Creating the setup at Disney reportedly cost the league an estimated $170 million. And it wasn’t perfect, with some players frustrated at being isolated from family and friends, and others forced to quarantine after inadvertently or intentionally leaving the bubble.
But it worked. In a sharp contrast to the outbreaks that hobbled other leagues, the NBA season concluded October 11 with a remarkable number of Covid-19 cases: zero.
The ‘once-in-a-lifetime’ power of players in one place
Battling Covid-19 wasn’t the only issue permeating that first night of games back on July 30. There was another challenge prominently on display — one that had been building long before the coronavirus pandemic.
Almost every NBA player took a knee before the re-opening night games, wearing “Black Lives Matter” T-shirts.
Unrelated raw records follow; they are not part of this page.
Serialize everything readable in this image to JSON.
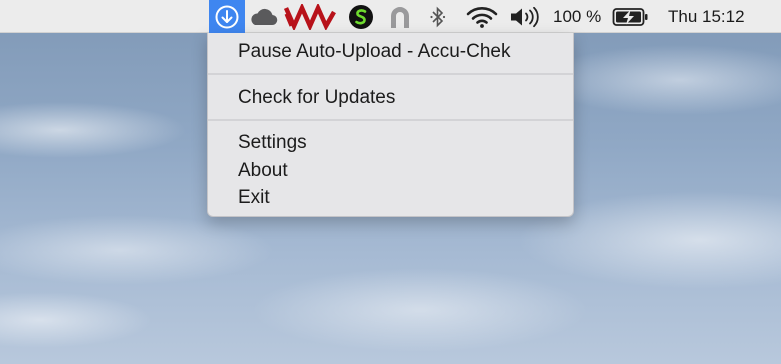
{
  "menubar": {
    "icons": [
      "download-arrow-icon",
      "cloud-icon",
      "zigzag-app-icon",
      "green-s-app-icon",
      "arch-app-icon",
      "bluetooth-icon",
      "wifi-icon",
      "volume-icon",
      "battery-charging-icon"
    ],
    "battery_percent": "100 %",
    "clock": "Thu 15:12",
    "active_color": "#3f86f0"
  },
  "menu": {
    "items": [
      {
        "label": "Pause Auto-Upload - Accu-Chek"
      },
      {
        "label": "Check for Updates"
      },
      {
        "label": "Settings"
      },
      {
        "label": "About"
      },
      {
        "label": "Exit"
      }
    ]
  }
}
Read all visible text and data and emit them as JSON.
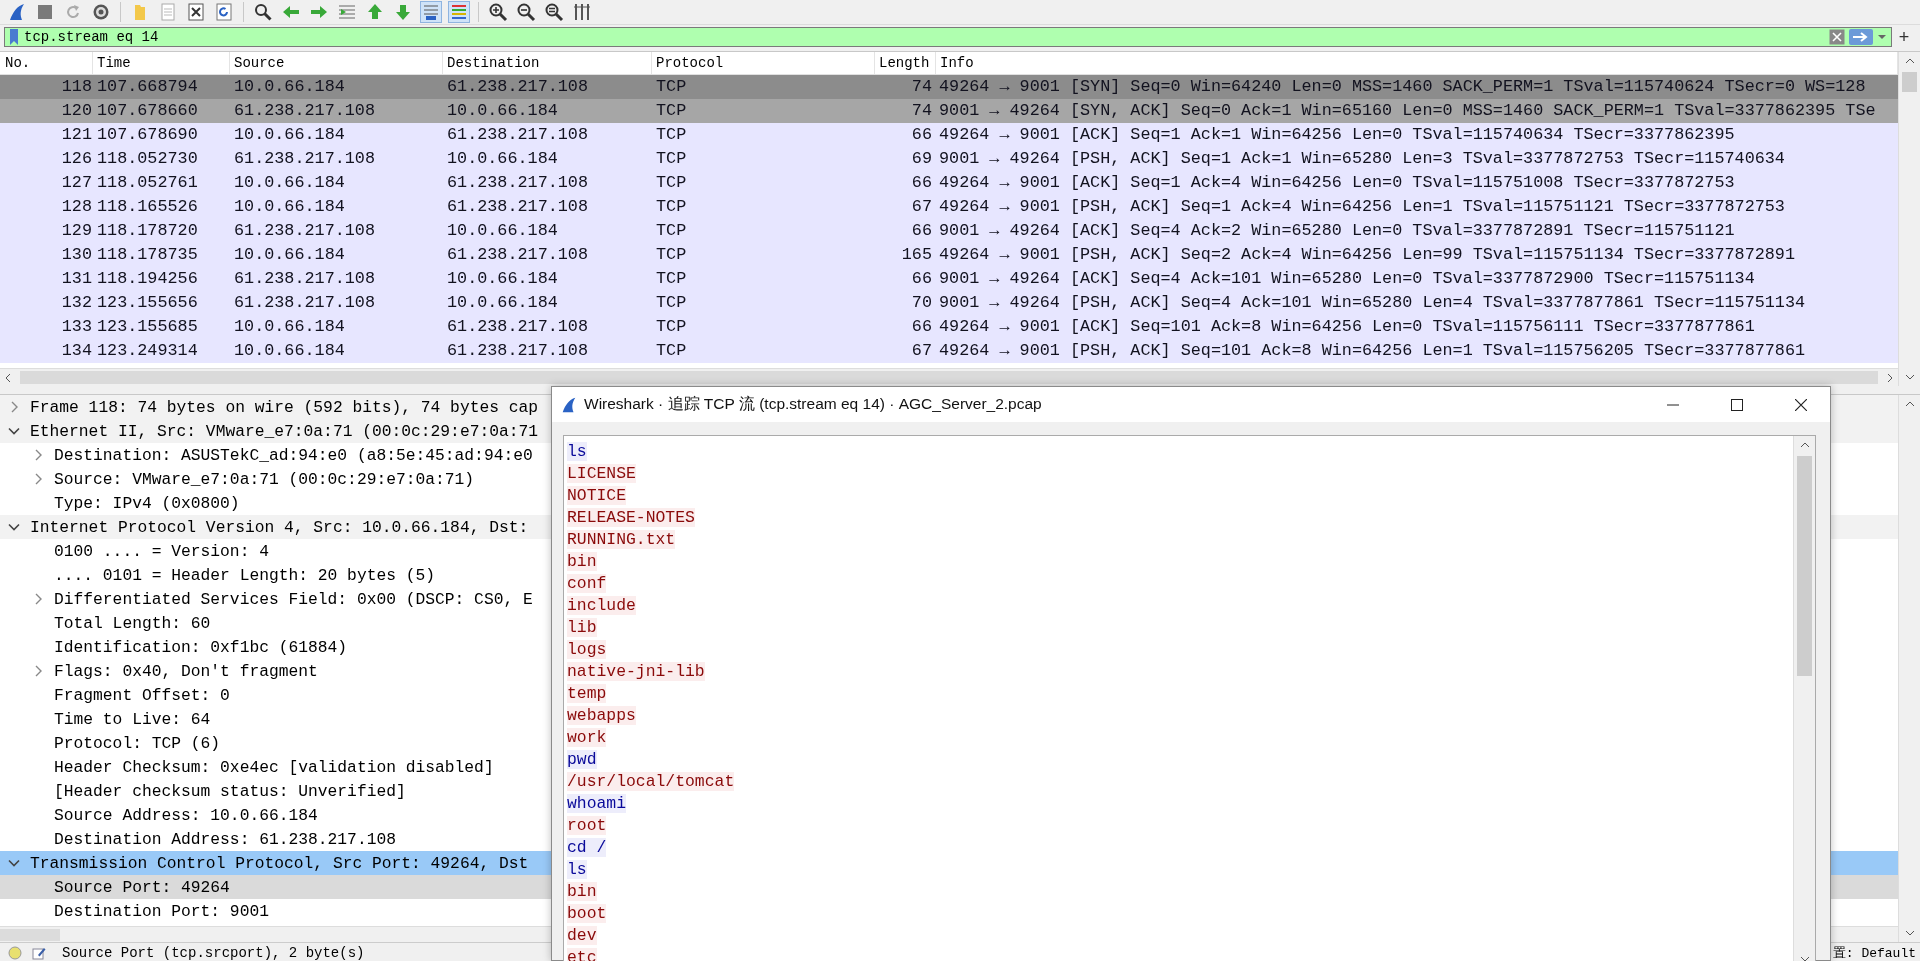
{
  "toolbar_buttons": [
    {
      "pressed": false
    },
    {
      "pressed": false
    },
    {
      "pressed": false
    },
    {
      "pressed": false
    },
    {
      "pressed": false
    },
    {
      "pressed": false
    },
    {
      "pressed": false
    },
    {
      "pressed": false
    },
    {
      "pressed": false
    },
    {
      "pressed": false
    },
    {
      "pressed": false
    },
    {
      "pressed": false
    },
    {
      "pressed": false
    },
    {
      "pressed": false
    },
    {
      "pressed": true
    },
    {
      "pressed": true
    },
    {
      "pressed": false
    },
    {
      "pressed": false
    },
    {
      "pressed": false
    },
    {
      "pressed": false
    }
  ],
  "display_filter": {
    "value": "tcp.stream eq 14",
    "valid": true,
    "add_button": "+"
  },
  "packet_list": {
    "columns": [
      "No.",
      "Time",
      "Source",
      "Destination",
      "Protocol",
      "Length",
      "Info"
    ],
    "rows": [
      {
        "no": "118",
        "time": "107.668794",
        "source": "10.0.66.184",
        "destination": "61.238.217.108",
        "protocol": "TCP",
        "length": "74",
        "info": "49264 → 9001 [SYN] Seq=0 Win=64240 Len=0 MSS=1460 SACK_PERM=1 TSval=115740624 TSecr=0 WS=128",
        "selected": true,
        "hovered": false
      },
      {
        "no": "120",
        "time": "107.678660",
        "source": "61.238.217.108",
        "destination": "10.0.66.184",
        "protocol": "TCP",
        "length": "74",
        "info": "9001 → 49264 [SYN, ACK] Seq=0 Ack=1 Win=65160 Len=0 MSS=1460 SACK_PERM=1 TSval=3377862395 TSe",
        "selected": false,
        "hovered": true
      },
      {
        "no": "121",
        "time": "107.678690",
        "source": "10.0.66.184",
        "destination": "61.238.217.108",
        "protocol": "TCP",
        "length": "66",
        "info": "49264 → 9001 [ACK] Seq=1 Ack=1 Win=64256 Len=0 TSval=115740634 TSecr=3377862395",
        "selected": false,
        "hovered": false
      },
      {
        "no": "126",
        "time": "118.052730",
        "source": "61.238.217.108",
        "destination": "10.0.66.184",
        "protocol": "TCP",
        "length": "69",
        "info": "9001 → 49264 [PSH, ACK] Seq=1 Ack=1 Win=65280 Len=3 TSval=3377872753 TSecr=115740634",
        "selected": false,
        "hovered": false
      },
      {
        "no": "127",
        "time": "118.052761",
        "source": "10.0.66.184",
        "destination": "61.238.217.108",
        "protocol": "TCP",
        "length": "66",
        "info": "49264 → 9001 [ACK] Seq=1 Ack=4 Win=64256 Len=0 TSval=115751008 TSecr=3377872753",
        "selected": false,
        "hovered": false
      },
      {
        "no": "128",
        "time": "118.165526",
        "source": "10.0.66.184",
        "destination": "61.238.217.108",
        "protocol": "TCP",
        "length": "67",
        "info": "49264 → 9001 [PSH, ACK] Seq=1 Ack=4 Win=64256 Len=1 TSval=115751121 TSecr=3377872753",
        "selected": false,
        "hovered": false
      },
      {
        "no": "129",
        "time": "118.178720",
        "source": "61.238.217.108",
        "destination": "10.0.66.184",
        "protocol": "TCP",
        "length": "66",
        "info": "9001 → 49264 [ACK] Seq=4 Ack=2 Win=65280 Len=0 TSval=3377872891 TSecr=115751121",
        "selected": false,
        "hovered": false
      },
      {
        "no": "130",
        "time": "118.178735",
        "source": "10.0.66.184",
        "destination": "61.238.217.108",
        "protocol": "TCP",
        "length": "165",
        "info": "49264 → 9001 [PSH, ACK] Seq=2 Ack=4 Win=64256 Len=99 TSval=115751134 TSecr=3377872891",
        "selected": false,
        "hovered": false
      },
      {
        "no": "131",
        "time": "118.194256",
        "source": "61.238.217.108",
        "destination": "10.0.66.184",
        "protocol": "TCP",
        "length": "66",
        "info": "9001 → 49264 [ACK] Seq=4 Ack=101 Win=65280 Len=0 TSval=3377872900 TSecr=115751134",
        "selected": false,
        "hovered": false
      },
      {
        "no": "132",
        "time": "123.155656",
        "source": "61.238.217.108",
        "destination": "10.0.66.184",
        "protocol": "TCP",
        "length": "70",
        "info": "9001 → 49264 [PSH, ACK] Seq=4 Ack=101 Win=65280 Len=4 TSval=3377877861 TSecr=115751134",
        "selected": false,
        "hovered": false
      },
      {
        "no": "133",
        "time": "123.155685",
        "source": "10.0.66.184",
        "destination": "61.238.217.108",
        "protocol": "TCP",
        "length": "66",
        "info": "49264 → 9001 [ACK] Seq=101 Ack=8 Win=64256 Len=0 TSval=115756111 TSecr=3377877861",
        "selected": false,
        "hovered": false
      },
      {
        "no": "134",
        "time": "123.249314",
        "source": "10.0.66.184",
        "destination": "61.238.217.108",
        "protocol": "TCP",
        "length": "67",
        "info": "49264 → 9001 [PSH, ACK] Seq=101 Ack=8 Win=64256 Len=1 TSval=115756205 TSecr=3377877861",
        "selected": false,
        "hovered": false
      }
    ]
  },
  "packet_details": [
    {
      "label": "Frame 118: 74 bytes on wire (592 bits), 74 bytes cap",
      "expanded": false,
      "selected": false,
      "hovered": false
    },
    {
      "label": "Ethernet II, Src: VMware_e7:0a:71 (00:0c:29:e7:0a:71",
      "expanded": true,
      "selected": false,
      "hovered": false,
      "children": [
        {
          "label": "Destination: ASUSTekC_ad:94:e0 (a8:5e:45:ad:94:e0",
          "expanded": false,
          "selected": false,
          "hovered": false
        },
        {
          "label": "Source: VMware_e7:0a:71 (00:0c:29:e7:0a:71)",
          "expanded": false,
          "selected": false,
          "hovered": false
        },
        {
          "label": "Type: IPv4 (0x0800)",
          "selected": false,
          "hovered": false
        }
      ]
    },
    {
      "label": "Internet Protocol Version 4, Src: 10.0.66.184, Dst:",
      "expanded": true,
      "selected": false,
      "hovered": false,
      "children": [
        {
          "label": "0100 .... = Version: 4",
          "selected": false,
          "hovered": false
        },
        {
          "label": ".... 0101 = Header Length: 20 bytes (5)",
          "selected": false,
          "hovered": false
        },
        {
          "label": "Differentiated Services Field: 0x00 (DSCP: CS0, E",
          "expanded": false,
          "selected": false,
          "hovered": false
        },
        {
          "label": "Total Length: 60",
          "selected": false,
          "hovered": false
        },
        {
          "label": "Identification: 0xf1bc (61884)",
          "selected": false,
          "hovered": false
        },
        {
          "label": "Flags: 0x40, Don't fragment",
          "expanded": false,
          "selected": false,
          "hovered": false
        },
        {
          "label": "Fragment Offset: 0",
          "selected": false,
          "hovered": false
        },
        {
          "label": "Time to Live: 64",
          "selected": false,
          "hovered": false
        },
        {
          "label": "Protocol: TCP (6)",
          "selected": false,
          "hovered": false
        },
        {
          "label": "Header Checksum: 0xe4ec [validation disabled]",
          "selected": false,
          "hovered": false
        },
        {
          "label": "[Header checksum status: Unverified]",
          "selected": false,
          "hovered": false
        },
        {
          "label": "Source Address: 10.0.66.184",
          "selected": false,
          "hovered": false
        },
        {
          "label": "Destination Address: 61.238.217.108",
          "selected": false,
          "hovered": false
        }
      ]
    },
    {
      "label": "Transmission Control Protocol, Src Port: 49264, Dst",
      "expanded": true,
      "selected": true,
      "hovered": false,
      "children": [
        {
          "label": "Source Port: 49264",
          "selected": false,
          "hovered": true
        },
        {
          "label": "Destination Port: 9001",
          "selected": false,
          "hovered": false
        }
      ]
    }
  ],
  "status_bar": {
    "field_info": "Source Port (tcp.srcport), 2 byte(s)",
    "profile": "置: Default"
  },
  "follow_dialog": {
    "title": "Wireshark · 追踪 TCP 流 (tcp.stream eq 14) · AGC_Server_2.pcap",
    "lines": [
      {
        "text": "ls",
        "kind": "server"
      },
      {
        "text": "LICENSE",
        "kind": "client"
      },
      {
        "text": "NOTICE",
        "kind": "client"
      },
      {
        "text": "RELEASE-NOTES",
        "kind": "client"
      },
      {
        "text": "RUNNING.txt",
        "kind": "client"
      },
      {
        "text": "bin",
        "kind": "client"
      },
      {
        "text": "conf",
        "kind": "client"
      },
      {
        "text": "include",
        "kind": "client"
      },
      {
        "text": "lib",
        "kind": "client"
      },
      {
        "text": "logs",
        "kind": "client"
      },
      {
        "text": "native-jni-lib",
        "kind": "client"
      },
      {
        "text": "temp",
        "kind": "client"
      },
      {
        "text": "webapps",
        "kind": "client"
      },
      {
        "text": "work",
        "kind": "client"
      },
      {
        "text": "pwd",
        "kind": "server"
      },
      {
        "text": "/usr/local/tomcat",
        "kind": "client"
      },
      {
        "text": "whoami",
        "kind": "server"
      },
      {
        "text": "root",
        "kind": "client"
      },
      {
        "text": "cd /",
        "kind": "server"
      },
      {
        "text": "ls",
        "kind": "server"
      },
      {
        "text": "bin",
        "kind": "client"
      },
      {
        "text": "boot",
        "kind": "client"
      },
      {
        "text": "dev",
        "kind": "client"
      },
      {
        "text": "etc",
        "kind": "client"
      }
    ]
  }
}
The courts themselves were painted with the BLM logo and some players replaced the names on their jerseys with messages like “Equality,” “Ally” and “Say Her Name.” The statements were a strong response to the deaths of George Floyd and Breonna Taylor at the hands of police.
“It all just came to a head and guys started really communicating and started realizing that you don’t have to just shut up and dribble,” Paul told CNN’s Don Lemon during the 2020 Citizen by CNN conference in September.
“Usually after the game, you just say, ‘Oh, how’s your family’ and you go your separate ways,” Paul added. “We really got a chance to connect in the bubble…to sit down at the table and figure out what we want our plan to be going forward. It was really good dialogue that happened, and I think that that was very important.”
That power of in-person connection was underscored again in August when Jacob Blake, an unarmed Black man, was shot in the back by police officers in Kenosha, Wisconsin.
The Milwaukee Bucks opted not to play their Game 5 playoff against the Orlando Magic a few nights later. Two other NBA games were quickly called off, as were five Major League Soccer and three Major League Baseball games as athletes across the country acted in solidarity with the Bucks’ players.
“It was a once-in-a-lifetime chance for everyone to gather in a ballroom to hash out this important discussion about whether they should be playing,” said Brandt. “It’s the collective power to implement change, in action.”
Speaking broadly about social justice, Silver told Bob Costas at the Citizen by CNN conference that “I do want people to see this as the values of this league,” adding that such issues “are clearly endemic to this league where 80% of its players are Black. These are issues uniquely important, [ones] that this league has been speaking out about for such a long period.”
Roberts told The Washington Post that “this is something our fans are going to have to learn to live with…if a fan genuinely finds the idea of Black Lives Matter so offensive that they don’t want to watch basketball, I’m not losing sleep over it.”
Roberts, Paul, Silver and the entire NBA ecosystem are preparing to begin a new season on December 22 — this time in the “real world” outside of the protection of the bubble, albeit with precautions. It’s already quite different: Last week the NBA said 48 players, roughly 9% of the league, had tested positive upon reporting to training camps as cases continue to surge across the country.
The 2021 plan introduces other logistical challenges, too, with factors like the Tokyo Summer Olympics potentially encroaching on players’ schedules. But for Silver, Paul, Roberts and the rest of the NBA, it’s just another complication they’ll have to reckon with after a season like no other.
“Again, it’s something we’re going to have to work through,” Silver told Costas about the Olympics. “These are highly unique and unusual circumstances…and we’re just going to have to sort of find a way to meld and mesh those competing considerations.”